  17. Oh I have always loved this English quaintness! I can’t wait to see who The King instals in our garden.

    • I have a farting gnome on my balcony – – –

    • I’m using the Queen’s IPad here, but I assure you my loyal subjects that it is me. Her majesty has perhaps failed to realize that I established myself at the bottom of our garden many years ago, I presume affairs of state have distracted her from my obvious absence.

      The King

      • It’s all that cooking she does. I notice you disestablish yourself when the aromas float down to the bottom of the garden

  18. “He was often seen leaping through pastures in pursuit of some fleeting female form.” Oh dear, I think I might qualify to be an ornamental hermit.

    • Send in your resume, Archie is first in line at the moment

  19. I’ve always wanted to be an ornamental garden hermit!

    • Your avatar indicates suitability Binky

  20. Never heard of such people – how utterly fascinating – was thinking it sounded like a fab way of life until I read the “general terms of the contract”

  21. “Man in a Can”, HA! That “Antichrist” film reminds me of why I don’t do art house cinema (shudder).

  22. Hey, I dropped here by coincidence while surfing trough the net, and I found here intersting, very original stuffs.

  23. The man in a can ad confused me for a second – I actually thought it was real because I couldn’t read what the paper says. Thanks for a long laugh!

Leave a Reply

Fill in your details below or click an icon to log in: Logo

You are commenting using your account. Log Out / Change )

Twitter picture

You are commenting using your Twitter account. Log Out / Change )

Facebook photo

You are commenting using your Facebook account. Log Out / Change )
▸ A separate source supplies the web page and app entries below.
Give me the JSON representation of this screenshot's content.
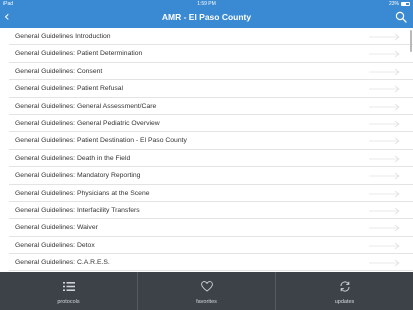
{
  "statusbar": {
    "carrier": "iPad",
    "time": "1:59 PM",
    "battery": "23%"
  },
  "navbar": {
    "back_icon": "chevron-left-icon",
    "title": "AMR - El Paso County",
    "search_icon": "search-icon"
  },
  "list": {
    "items": [
      {
        "label": "General Guidelines Introduction"
      },
      {
        "label": "General Guidelines: Patient Determination"
      },
      {
        "label": "General Guidelines: Consent"
      },
      {
        "label": "General Guidelines: Patient Refusal"
      },
      {
        "label": "General Guidelines: General Assessment/Care"
      },
      {
        "label": "General Guidelines: General Pediatric Overview"
      },
      {
        "label": "General Guidelines: Patient Destination - El Paso County"
      },
      {
        "label": "General Guidelines: Death in the Field"
      },
      {
        "label": "General Guidelines: Mandatory Reporting"
      },
      {
        "label": "General Guidelines: Physicians at the Scene"
      },
      {
        "label": "General Guidelines: Interfacility Transfers"
      },
      {
        "label": "General Guidelines: Waiver"
      },
      {
        "label": "General Guidelines: Detox"
      },
      {
        "label": "General Guidelines: C.A.R.E.S."
      }
    ]
  },
  "tabbar": {
    "tabs": [
      {
        "label": "protocols",
        "icon": "list-icon"
      },
      {
        "label": "favorites",
        "icon": "heart-icon"
      },
      {
        "label": "updates",
        "icon": "refresh-icon"
      }
    ]
  },
  "colors": {
    "brand_blue": "#3a8ad3",
    "tabbar_bg": "#3d4148"
  }
}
Google+ photo

You are commenting using your Google+ account. Log Out / Change )

Connecting to %s

%d bloggers like this: